When you’re building the world of your film, where do you look for inspiration?
Research is a big part of my process. For Steve And The Dead Girl, I needed to understand the role of a mortician and what a typical day looks like for someone in this profession. I tend to write psychological horror, so my story worlds are based on reality. I use research of real places, people, and psychological disorders to help me form the world of my story.
What would you do if you woke up inside of your film?
That depends… am I waking up as one the bodies?! :p Steve And The Dead Girl is part of a larger project. One main theme of this project is that people are not always as they appear on the outside. Everyone has a dark desire they are hiding. So, if I were in my story world, I would probably act the same as I do in reality, and do my best to keep my devious thoughts a secret. 😉
And I wouldn’t be accepting any dates from Steve either.
Who would be on your ultimate horror villain squad?
Of course the classics like Jason, Freddy, and Leatherface.

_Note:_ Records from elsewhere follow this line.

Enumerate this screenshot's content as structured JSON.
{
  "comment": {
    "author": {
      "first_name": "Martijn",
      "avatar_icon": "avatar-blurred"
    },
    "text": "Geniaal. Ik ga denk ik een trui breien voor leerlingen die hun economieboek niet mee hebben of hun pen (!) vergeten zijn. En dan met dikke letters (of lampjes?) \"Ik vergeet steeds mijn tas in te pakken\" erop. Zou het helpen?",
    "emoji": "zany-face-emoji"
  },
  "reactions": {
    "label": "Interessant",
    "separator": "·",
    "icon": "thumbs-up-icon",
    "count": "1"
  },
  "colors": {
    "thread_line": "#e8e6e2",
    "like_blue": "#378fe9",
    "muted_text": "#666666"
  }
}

I would also love to have Pinhead and the Cenobites on my squad. I’ve always admired their punk/BDSM fashion.
Lightning round: Freddy or Jason? Stephen King or H.P. Lovecraft? Practical or CGI? Post Apocalypse or Pre Apocalypse?
Freddy. Stephen King. Practical all the way! Pre-Apocalypse.
What scares you, and does it inspire your storytelling?
I’ve always been more scared of human monsters than ghosts or zombies. The human monster terrify me because they are real, and you can see them on the news on any given day. Serial killers, stalkers, and other deranged people really exist. That scares me, and is the main reason why I’m interested in writing psychological horror.
And finally, Ghostface would like to know ‘What’s your favourite scary movie?’
It’s a cliched answer, but I’m going to have to say the original Halloween. It was one of the first horror films my mom showed to me, and I was terrified for weeks! It’s so simple, yet so effective. I try to keep that in mind when crafting my own stories.